Kirk Herbstreit Shares a 15-Minute Fix for College Football’s Huge Mess
Kirk Herbstreit has been in and around college football for more than 30 years, first as a player and then as a reporter and analyst. However, he doesn’t need to draw upon any of his personal experiences to see what’s wrong with a sport facing its biggest crisis ever.
In fact, Herbstreit can fix college football and the NCAA in 15 minutes.
COVID-19 has college football reeling in 2020
The dominos started falling in quick succession in the past few days. The University of Connecticut became the first Football Bowl Subdivision (FBS) program to drop the sport for the 2020 season. As an independent, UConn was facing all the normal challenges brought on by COVID-19 plus the loss of games against teams from conferences that dropped non-league contests from the schedule.

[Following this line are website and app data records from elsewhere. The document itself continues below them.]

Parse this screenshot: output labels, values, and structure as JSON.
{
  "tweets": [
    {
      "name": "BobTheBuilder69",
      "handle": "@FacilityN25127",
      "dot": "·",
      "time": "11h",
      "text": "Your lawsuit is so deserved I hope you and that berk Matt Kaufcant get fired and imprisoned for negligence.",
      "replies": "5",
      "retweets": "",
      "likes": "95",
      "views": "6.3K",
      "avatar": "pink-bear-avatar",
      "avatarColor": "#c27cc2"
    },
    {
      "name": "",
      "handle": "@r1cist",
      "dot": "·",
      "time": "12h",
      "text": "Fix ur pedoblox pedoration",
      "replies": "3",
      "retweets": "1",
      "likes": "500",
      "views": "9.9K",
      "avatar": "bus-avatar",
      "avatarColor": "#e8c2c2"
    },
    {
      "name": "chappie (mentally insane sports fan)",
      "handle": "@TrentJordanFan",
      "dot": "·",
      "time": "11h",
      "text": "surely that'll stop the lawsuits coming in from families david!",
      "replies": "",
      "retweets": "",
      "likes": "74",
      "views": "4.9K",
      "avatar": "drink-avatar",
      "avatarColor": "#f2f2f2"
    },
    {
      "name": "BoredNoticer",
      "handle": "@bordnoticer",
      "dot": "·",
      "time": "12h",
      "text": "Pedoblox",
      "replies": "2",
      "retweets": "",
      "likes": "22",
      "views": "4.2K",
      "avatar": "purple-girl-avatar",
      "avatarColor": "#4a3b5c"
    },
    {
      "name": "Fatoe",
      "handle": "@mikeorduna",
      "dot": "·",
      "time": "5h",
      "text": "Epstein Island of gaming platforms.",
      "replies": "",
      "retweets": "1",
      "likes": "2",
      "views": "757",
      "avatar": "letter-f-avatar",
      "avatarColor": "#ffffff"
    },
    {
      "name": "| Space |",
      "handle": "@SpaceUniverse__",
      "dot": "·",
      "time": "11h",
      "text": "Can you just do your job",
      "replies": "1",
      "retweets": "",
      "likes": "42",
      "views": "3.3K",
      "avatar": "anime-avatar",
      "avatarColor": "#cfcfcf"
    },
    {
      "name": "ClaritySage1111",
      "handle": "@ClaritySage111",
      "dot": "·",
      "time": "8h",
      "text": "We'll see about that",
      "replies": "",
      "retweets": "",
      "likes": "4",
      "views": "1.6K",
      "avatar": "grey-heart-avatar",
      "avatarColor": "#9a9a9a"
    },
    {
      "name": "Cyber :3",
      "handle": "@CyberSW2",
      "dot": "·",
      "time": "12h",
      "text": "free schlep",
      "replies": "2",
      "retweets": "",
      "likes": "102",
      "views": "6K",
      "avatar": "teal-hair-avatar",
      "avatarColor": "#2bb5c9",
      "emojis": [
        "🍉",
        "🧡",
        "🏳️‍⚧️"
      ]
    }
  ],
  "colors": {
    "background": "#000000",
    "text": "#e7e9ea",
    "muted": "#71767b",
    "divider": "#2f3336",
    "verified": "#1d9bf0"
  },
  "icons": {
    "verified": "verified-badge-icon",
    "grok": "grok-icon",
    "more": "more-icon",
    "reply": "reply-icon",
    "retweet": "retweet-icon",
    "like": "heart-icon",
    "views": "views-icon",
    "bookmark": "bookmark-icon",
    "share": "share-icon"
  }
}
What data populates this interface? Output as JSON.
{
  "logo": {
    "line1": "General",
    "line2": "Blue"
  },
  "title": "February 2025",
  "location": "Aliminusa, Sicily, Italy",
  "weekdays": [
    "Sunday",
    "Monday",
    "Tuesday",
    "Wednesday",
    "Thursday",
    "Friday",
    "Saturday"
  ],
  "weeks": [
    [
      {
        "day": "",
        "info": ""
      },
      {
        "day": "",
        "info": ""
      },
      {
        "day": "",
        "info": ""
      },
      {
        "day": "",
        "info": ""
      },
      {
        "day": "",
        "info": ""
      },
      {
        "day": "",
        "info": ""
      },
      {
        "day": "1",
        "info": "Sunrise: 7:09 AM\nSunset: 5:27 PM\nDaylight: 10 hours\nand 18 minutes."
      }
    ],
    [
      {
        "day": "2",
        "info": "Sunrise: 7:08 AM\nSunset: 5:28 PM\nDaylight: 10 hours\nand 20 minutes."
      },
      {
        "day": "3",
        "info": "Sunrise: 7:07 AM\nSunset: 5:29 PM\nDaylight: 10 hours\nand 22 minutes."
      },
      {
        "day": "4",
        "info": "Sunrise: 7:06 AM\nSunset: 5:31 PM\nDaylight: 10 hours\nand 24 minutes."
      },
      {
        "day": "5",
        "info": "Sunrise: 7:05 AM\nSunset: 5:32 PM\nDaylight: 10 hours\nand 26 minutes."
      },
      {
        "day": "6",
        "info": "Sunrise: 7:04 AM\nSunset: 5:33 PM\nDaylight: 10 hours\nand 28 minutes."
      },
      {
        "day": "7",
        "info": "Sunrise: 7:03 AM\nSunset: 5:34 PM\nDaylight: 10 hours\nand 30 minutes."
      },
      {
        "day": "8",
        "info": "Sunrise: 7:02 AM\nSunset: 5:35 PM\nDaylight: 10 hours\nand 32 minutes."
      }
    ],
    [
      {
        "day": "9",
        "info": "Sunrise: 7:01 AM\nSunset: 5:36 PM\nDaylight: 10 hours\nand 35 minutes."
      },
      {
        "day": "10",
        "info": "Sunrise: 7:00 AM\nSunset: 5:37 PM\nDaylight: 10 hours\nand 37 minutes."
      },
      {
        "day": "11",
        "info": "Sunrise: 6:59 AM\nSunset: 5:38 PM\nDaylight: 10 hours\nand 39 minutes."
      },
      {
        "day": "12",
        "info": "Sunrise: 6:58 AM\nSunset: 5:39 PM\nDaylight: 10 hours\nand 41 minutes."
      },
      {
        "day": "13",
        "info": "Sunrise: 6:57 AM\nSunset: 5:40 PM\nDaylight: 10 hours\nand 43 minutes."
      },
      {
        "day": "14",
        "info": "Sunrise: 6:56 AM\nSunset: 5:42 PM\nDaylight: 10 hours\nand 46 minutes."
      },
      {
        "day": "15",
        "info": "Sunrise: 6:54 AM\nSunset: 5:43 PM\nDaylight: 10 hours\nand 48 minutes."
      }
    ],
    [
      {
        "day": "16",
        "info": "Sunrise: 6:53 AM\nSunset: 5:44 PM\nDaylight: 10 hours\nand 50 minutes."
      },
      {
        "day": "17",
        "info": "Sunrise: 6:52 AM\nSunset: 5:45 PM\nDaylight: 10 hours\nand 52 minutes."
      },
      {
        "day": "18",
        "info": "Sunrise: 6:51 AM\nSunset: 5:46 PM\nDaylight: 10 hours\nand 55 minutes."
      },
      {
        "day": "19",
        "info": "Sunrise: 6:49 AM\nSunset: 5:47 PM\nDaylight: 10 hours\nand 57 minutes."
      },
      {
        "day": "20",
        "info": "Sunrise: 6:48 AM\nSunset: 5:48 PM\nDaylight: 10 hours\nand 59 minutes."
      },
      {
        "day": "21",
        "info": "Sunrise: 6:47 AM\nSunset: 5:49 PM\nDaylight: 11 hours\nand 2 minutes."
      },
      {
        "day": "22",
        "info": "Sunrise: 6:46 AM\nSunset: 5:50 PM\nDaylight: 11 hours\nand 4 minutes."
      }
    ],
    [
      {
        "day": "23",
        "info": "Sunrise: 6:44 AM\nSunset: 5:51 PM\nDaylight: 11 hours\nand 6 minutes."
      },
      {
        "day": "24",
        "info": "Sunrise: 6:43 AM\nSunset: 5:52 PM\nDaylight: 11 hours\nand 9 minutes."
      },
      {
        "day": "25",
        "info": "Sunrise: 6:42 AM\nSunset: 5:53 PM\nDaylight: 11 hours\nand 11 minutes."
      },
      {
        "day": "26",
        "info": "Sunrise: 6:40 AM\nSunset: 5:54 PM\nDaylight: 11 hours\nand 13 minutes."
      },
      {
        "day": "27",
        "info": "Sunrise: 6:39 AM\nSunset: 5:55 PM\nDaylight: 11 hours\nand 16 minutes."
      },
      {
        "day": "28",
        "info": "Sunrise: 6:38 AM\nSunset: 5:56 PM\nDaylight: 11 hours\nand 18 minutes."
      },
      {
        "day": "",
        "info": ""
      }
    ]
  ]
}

And then entire conferences started dropping the sport, first the Mid-American Conference and then the Mountain West. Now, the Big Ten is teetering on the brink of following suit. It’s become apparent that university presidents and coaches are at odds with each other, but the presidents generally win those debates 10 times out of 10.
Once the Big Ten or any of the other Power 5 conferences makes it official, the others will almost certainly have to do the same. It’s not a decision to be taken lightly, either. Although the safety of players should be the No. 1 concern, Patrick Rishe, director of the sports business program at Washington University in St. Louis, projects that the Power 5 would collectively lose more than $4 billion by not playing in 2020.
That’s an average of around $62 million per school, and schools with massive stadiums like Ohio State, Penn State and Michigan will take even bigger hits.
ESPN and ABC college football analyst Kirk Herbstreit looks at numbers like that and asks a good question: Where’s the CEO?
Kirk Herbstreit has the credentials to discuss the crisis
Kirk Herbstreit has skin in the game on several levels as he observes the short-term demise of college football. Herbstreit played quarterback at Ohio State, where he was the first recruit to commit to incoming head coach John Cooper, and threw for 271 yards in a 13-13 tie with bitter rival Michigan in his senior season.
More recently, Herbstreit has worked his way up to become one of the most recognizable names and faces in college football through his frequent appearances on ESPN and ABC telecasts.
His most important reason for watching the COVID-19 pandemic and its effect on college football has little to do with his job. Rather, he’s coming at it from a father’s point of view because his twin sons play for Clemson. Tye Herbstreit appeared in four games at wide receiver last fall and Jake Herbstreit got on the field at defensive back for the same number of contests.
Kirk Herbstreit knows what college football’s problem is
With the prospect of no college football at all in 2020 a possibility, ESPN College GameDay analyst Kirk Herbstreit sees the confusion and uncertainty. He also has a solution that won’t make COVID-19 disappear but will cut through the chaos.
“It’s easy to say there’s a lack of leadership,” Herbstreit said Aug. 10 on ESPN’s College Football Live. “The reality is college football, without a commissioner and without the NCAA being able to govern the rules or whatever decisions need to be made, you basically have five leaders in college football: the Power 5 Conference commissioners.”
Because of that, they all amount to single-issue voters: The well-being of their member schools takes priority over the sport as a whole. No matter how sensible a decision by one of the Power 5 commissioners might by on COVID-19 or any other topic, none of the others are obligated to follow their lead.
“It’s hard to really get everybody on the same page because they’re all dealing with their own agenda and their own set of problems and issues.”Kirk Herbstreit
That’s no way to run a business, which is precisely what college football is now. The NCAA must take control of the FBS and put a competent leader in charge.